Finnish officials are deliberating on whether to offer asylum to former terror suspects detained at the US military prison at Guantánamo Bay. The US has proposed that Finland take in Uighur prisoners, members of the Turkic minority in western China. Some 15 Uighurs are currently imprisoned at Guantánamo, and are unable to return to China for fear of being tortured. The facility houses about 250 prisoners and has held about 750 prisoners since it began operations. It is unclear how Finland would classify the detainees, who have not been charged with any crimes. Most likely, they would be considered refugees. (UNPO, Jan. 8)
Sweden has just rejected an asylum plea from Adel Hakimjan, who has been been shunted from country to country since being arrested by US forces in Afghanistan. Adel, 34, fled his home and family in China in 1999, having been accused by the Chinese authorities of being part of the East Turkestan Independence Movement. After he was harassed, tortured and imprisoned by the Chinese, he decided to travel to Turkey where he hoped to find work. But in late 2001 he found himself in Afghanistan, where he says he was sold to US forces by bounty hunters and ended up at a detention facility in Kandahar. He was later transfered to Guantánamo, where interrogations continued until a Combatant Status Review Tribunal concluded he had not been an “illegal combatant” and he was moved to Camp Iguana, a far less severe regime.
His worst experience at Guantanamo, he says, was when the US allowed Chinese interrogators to question him. “Compared to the American interrogators, the Chinese were more brutal,” Hakimjan told the BBC. “The Chinese threatened us by saying: ‘Don’t think that you are untouchables because you are currently in American custody.

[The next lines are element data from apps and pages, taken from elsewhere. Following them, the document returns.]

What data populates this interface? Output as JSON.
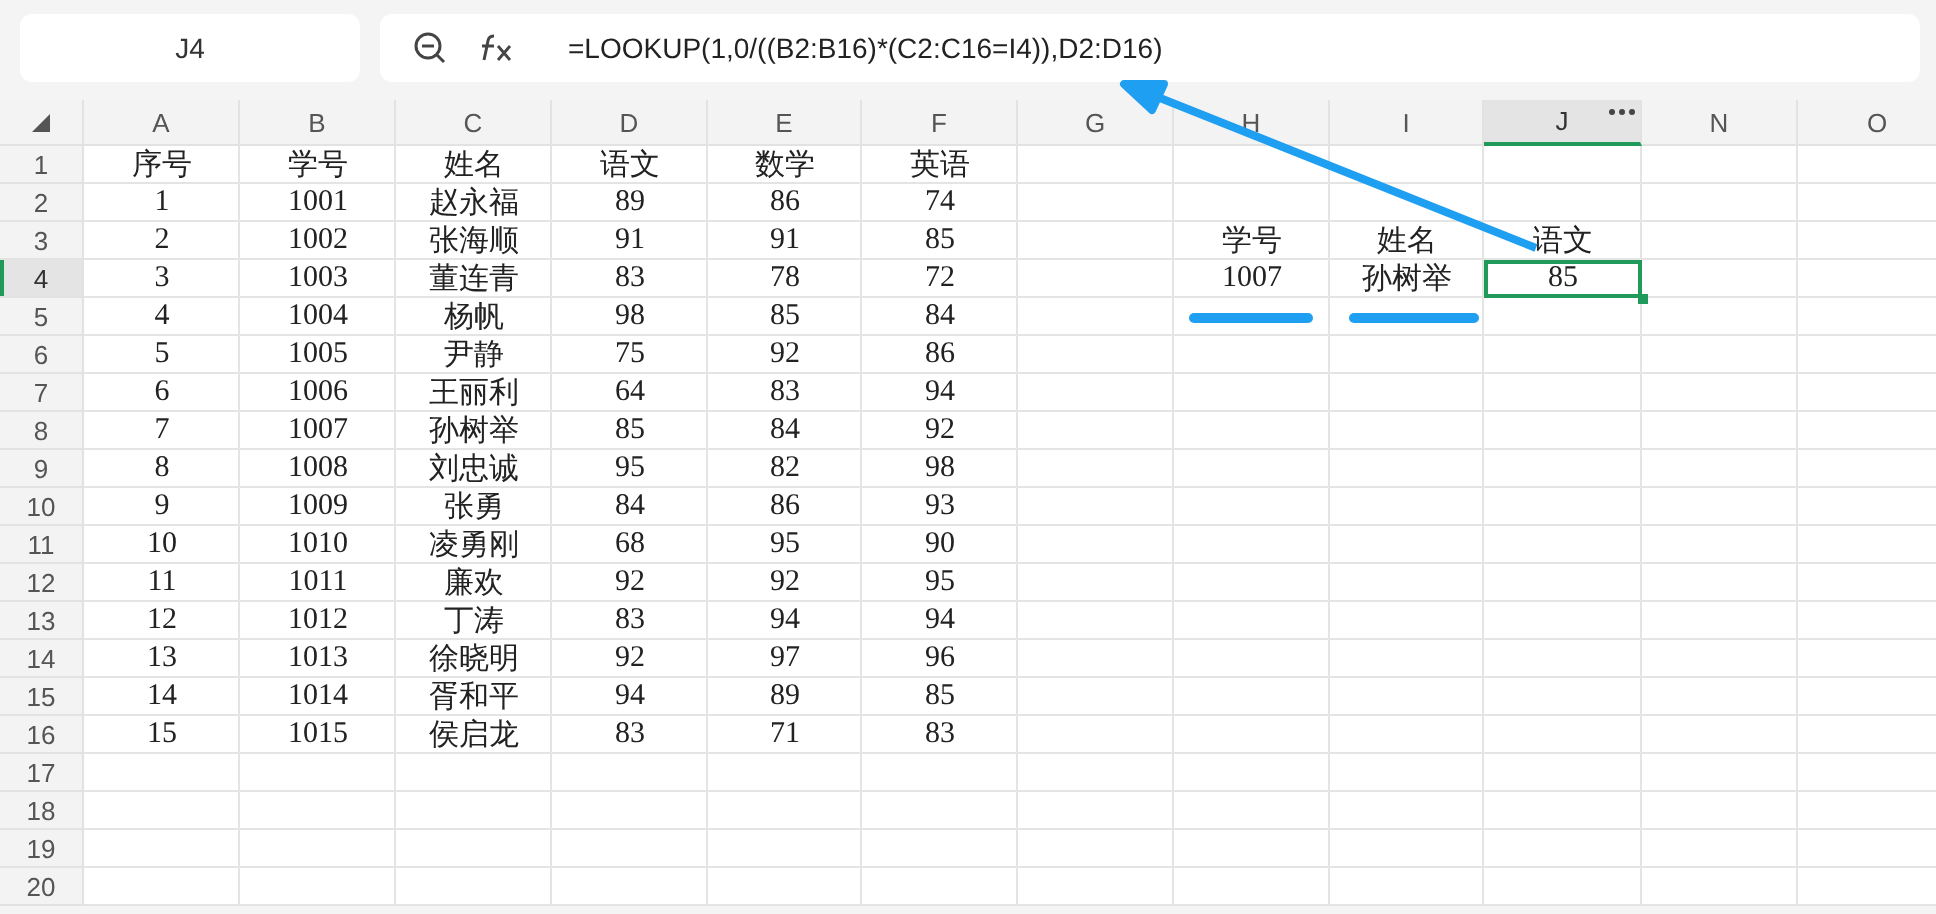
{
  "name_box": "J4",
  "formula": "=LOOKUP(1,0/((B2:B16)*(C2:C16=I4)),D2:D16)",
  "columns": [
    {
      "label": "A",
      "selected": false
    },
    {
      "label": "B",
      "selected": false
    },
    {
      "label": "C",
      "selected": false
    },
    {
      "label": "D",
      "selected": false
    },
    {
      "label": "E",
      "selected": false
    },
    {
      "label": "F",
      "selected": false
    },
    {
      "label": "G",
      "selected": false
    },
    {
      "label": "H",
      "selected": false
    },
    {
      "label": "I",
      "selected": false
    },
    {
      "label": "J",
      "selected": true
    },
    {
      "label": "N",
      "selected": false
    },
    {
      "label": "O",
      "selected": false
    }
  ],
  "rows": [
    {
      "number": "1",
      "selected": false,
      "cells": [
        "序号",
        "学号",
        "姓名",
        "语文",
        "数学",
        "英语"
      ]
    },
    {
      "number": "2",
      "selected": false,
      "cells": [
        "1",
        "1001",
        "赵永福",
        "89",
        "86",
        "74"
      ]
    },
    {
      "number": "3",
      "selected": false,
      "cells": [
        "2",
        "1002",
        "张海顺",
        "91",
        "91",
        "85",
        null,
        "学号",
        "姓名",
        "语文"
      ]
    },
    {
      "number": "4",
      "selected": true,
      "cells": [
        "3",
        "1003",
        "董连青",
        "83",
        "78",
        "72",
        null,
        "1007",
        "孙树举",
        {
          "text": "85",
          "selected": true
        }
      ]
    },
    {
      "number": "5",
      "selected": false,
      "cells": [
        "4",
        "1004",
        "杨帆",
        "98",
        "85",
        "84"
      ]
    },
    {
      "number": "6",
      "selected": false,
      "cells": [
        "5",
        "1005",
        "尹静",
        "75",
        "92",
        "86"
      ]
    },
    {
      "number": "7",
      "selected": false,
      "cells": [
        "6",
        "1006",
        "王丽利",
        "64",
        "83",
        "94"
      ]
    },
    {
      "number": "8",
      "selected": false,
      "cells": [
        "7",
        "1007",
        "孙树举",
        "85",
        "84",
        "92"
      ]
    },
    {
      "number": "9",
      "selected": false,
      "cells": [
        "8",
        "1008",
        "刘忠诚",
        "95",
        "82",
        "98"
      ]
    },
    {
      "number": "10",
      "selected": false,
      "cells": [
        "9",
        "1009",
        "张勇",
        "84",
        "86",
        "93"
      ]
    },
    {
      "number": "11",
      "selected": false,
      "cells": [
        "10",
        "1010",
        "凌勇刚",
        "68",
        "95",
        "90"
      ]
    },
    {
      "number": "12",
      "selected": false,
      "cells": [
        "11",
        "1011",
        "廉欢",
        "92",
        "92",
        "95"
      ]
    },
    {
      "number": "13",
      "selected": false,
      "cells": [
        "12",
        "1012",
        "丁涛",
        "83",
        "94",
        "94"
      ]
    },
    {
      "number": "14",
      "selected": false,
      "cells": [
        "13",
        "1013",
        "徐晓明",
        "92",
        "97",
        "96"
      ]
    },
    {
      "number": "15",
      "selected": false,
      "cells": [
        "14",
        "1014",
        "胥和平",
        "94",
        "89",
        "85"
      ]
    },
    {
      "number": "16",
      "selected": false,
      "cells": [
        "15",
        "1015",
        "侯启龙",
        "83",
        "71",
        "83"
      ]
    },
    {
      "number": "17",
      "selected": false
    },
    {
      "number": "18",
      "selected": false
    },
    {
      "number": "19",
      "selected": false
    },
    {
      "number": "20",
      "selected": false
    }
  ]
}
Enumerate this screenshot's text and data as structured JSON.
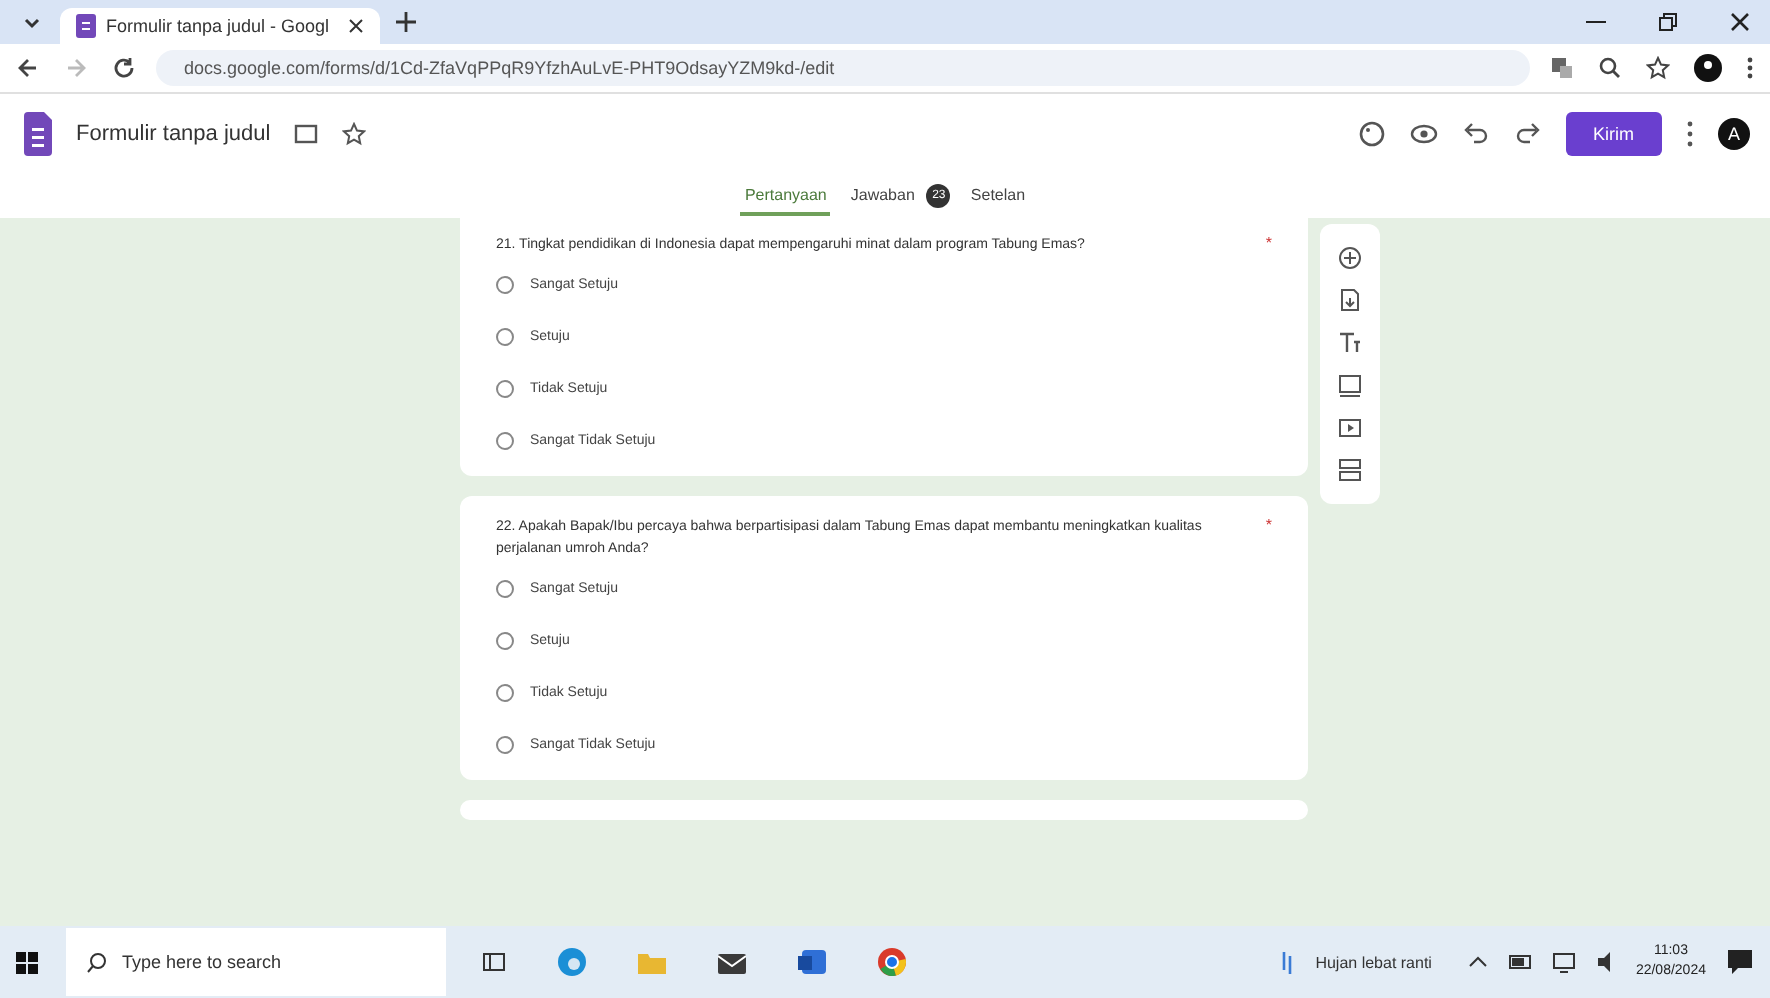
{
  "browser": {
    "tabs": [
      {
        "title": "Formulir tanpa judul - Googl",
        "selected": true
      }
    ],
    "url": "docs.google.com/forms/d/1Cd-ZfaVqPPqR9YfzhAuLvE-PHT9OdsayYZM9kd-/edit"
  },
  "form": {
    "title": "Formulir tanpa judul",
    "send_button": "Kirim",
    "avatar": "A",
    "tabs": [
      {
        "label": "Pertanyaan",
        "selected": true
      },
      {
        "label": "Jawaban",
        "selected": false,
        "badge": "23"
      },
      {
        "label": "Setelan",
        "selected": false
      }
    ],
    "questions": [
      {
        "text": "21. Tingkat pendidikan di Indonesia dapat mempengaruhi minat dalam program Tabung Emas?",
        "required_mark": "*",
        "options": [
          {
            "label": "Sangat Setuju",
            "selected": false
          },
          {
            "label": "Setuju",
            "selected": false
          },
          {
            "label": "Tidak Setuju",
            "selected": false
          },
          {
            "label": "Sangat Tidak Setuju",
            "selected": false
          }
        ]
      },
      {
        "text": "22. Apakah Bapak/Ibu percaya bahwa berpartisipasi dalam Tabung Emas dapat membantu meningkatkan kualitas perjalanan umroh Anda?",
        "required_mark": "*",
        "options": [
          {
            "label": "Sangat Setuju",
            "selected": false
          },
          {
            "label": "Setuju",
            "selected": false
          },
          {
            "label": "Tidak Setuju",
            "selected": false
          },
          {
            "label": "Sangat Tidak Setuju",
            "selected": false
          }
        ]
      }
    ]
  },
  "taskbar": {
    "search_placeholder": "Type here to search",
    "weather": "Hujan lebat ranti",
    "time": "11:03",
    "date": "22/08/2024"
  }
}
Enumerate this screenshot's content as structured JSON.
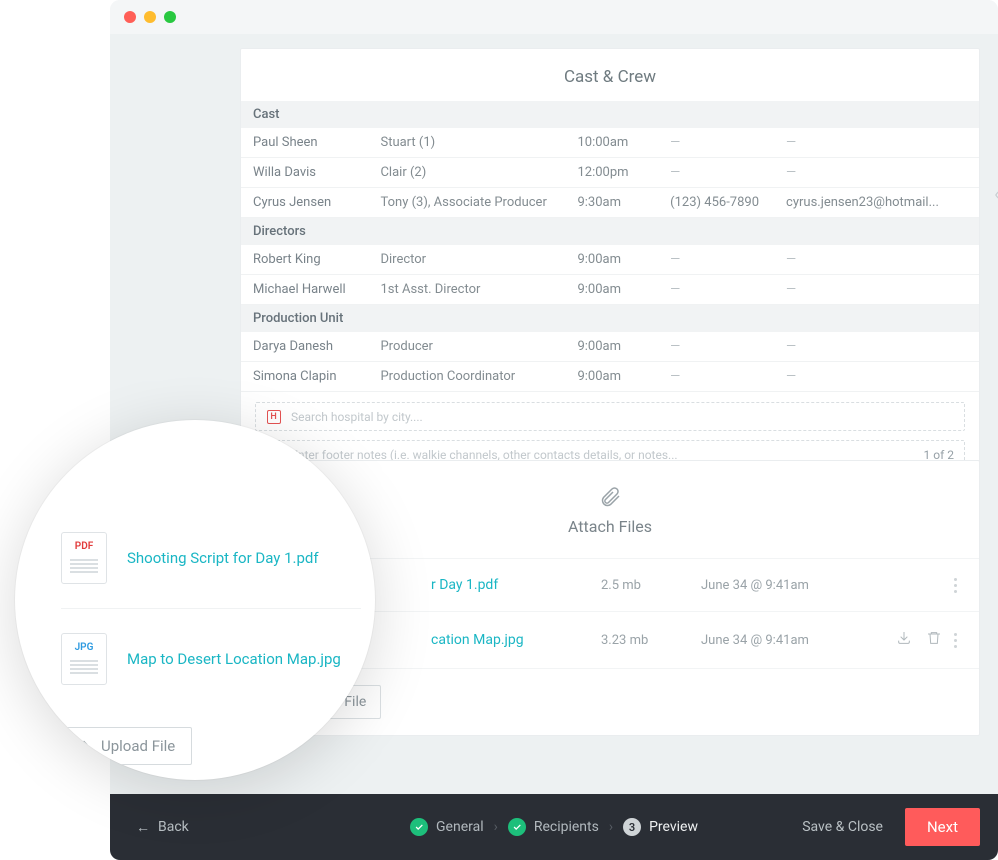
{
  "castcrew": {
    "title": "Cast & Crew",
    "groups": [
      {
        "name": "Cast",
        "rows": [
          {
            "name": "Paul Sheen",
            "role": "Stuart (1)",
            "time": "10:00am",
            "phone": "—",
            "email": "—"
          },
          {
            "name": "Willa Davis",
            "role": "Clair (2)",
            "time": "12:00pm",
            "phone": "—",
            "email": "—"
          },
          {
            "name": "Cyrus Jensen",
            "role": "Tony (3), Associate Producer",
            "time": "9:30am",
            "phone": "(123) 456-7890",
            "email": "cyrus.jensen23@hotmail..."
          }
        ]
      },
      {
        "name": "Directors",
        "rows": [
          {
            "name": "Robert King",
            "role": "Director",
            "time": "9:00am",
            "phone": "—",
            "email": "—"
          },
          {
            "name": "Michael Harwell",
            "role": "1st Asst. Director",
            "time": "9:00am",
            "phone": "—",
            "email": "—"
          }
        ]
      },
      {
        "name": "Production Unit",
        "rows": [
          {
            "name": "Darya Danesh",
            "role": "Producer",
            "time": "9:00am",
            "phone": "—",
            "email": "—"
          },
          {
            "name": "Simona Clapin",
            "role": "Production Coordinator",
            "time": "9:00am",
            "phone": "—",
            "email": "—"
          }
        ]
      }
    ],
    "hospital_placeholder": "Search hospital by city....",
    "footer_placeholder": "Enter footer notes (i.e. walkie channels, other contacts details, or notes...",
    "page": "1 of 2"
  },
  "attach": {
    "title": "Attach Files",
    "files": [
      {
        "ext": "PDF",
        "ext_class": "pdf",
        "name": "Shooting Script for Day 1.pdf",
        "bg_name": "r Day 1.pdf",
        "size": "2.5 mb",
        "date": "June 34 @ 9:41am"
      },
      {
        "ext": "JPG",
        "ext_class": "jpg",
        "name": "Map to Desert Location Map.jpg",
        "bg_name": "cation Map.jpg",
        "size": "3.23 mb",
        "date": "June 34 @ 9:41am"
      }
    ],
    "upload_label": "Upload File"
  },
  "footer": {
    "back": "Back",
    "step1": "General",
    "step2": "Recipients",
    "step3_num": "3",
    "step3": "Preview",
    "save": "Save & Close",
    "next": "Next"
  },
  "zoom": {
    "file1": "Shooting Script for Day 1.pdf",
    "file2": "Map to Desert Location Map.jpg",
    "upload": "Upload File"
  }
}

We came here to take you back to China. You may not talk to us here, but you will be talking to us when we get you to Urumqi or Beijing. We will then try to settle the matter.’
Hakimjan was among a group of Uighurs who were released to Albania after launching a legal challenge to their transfer to China. In Albania, they were initially held at an immigration camp, where they were promised housing, travel documents, language courses and help finding a job. But the housing and documents took months to materialize and the language courses were abruptly stopped, after just three classes. He also says the Chinese government made repeated efforts to have Albania hand all the Uighurs over to China, and he feared the Chinese would simply “pay someone to harm us without being directly involved itself.”
In November 2007, Adel’s lawyers persuaded Sweden to give him a four-day visa to lecture about human rights. Upon his arrival, he immediately applied for asylum. The Swedes rejected his claim and he’s now appealing against their decision.
Says his lawyer, Sten de Geer: “Albania should not be considered the first country of asylum because Adel has not chosen Albania as his country of asylum. He has been forced to apply for asylum there. As his sister is living in Sweden, and she’s the only relative he has outside China, there are very strong humanitarian reasons to give him a permit to live here.”
Adel has a wife and three children back in China, the youngest of whom he has never seen. (BBC News, Jan. 7)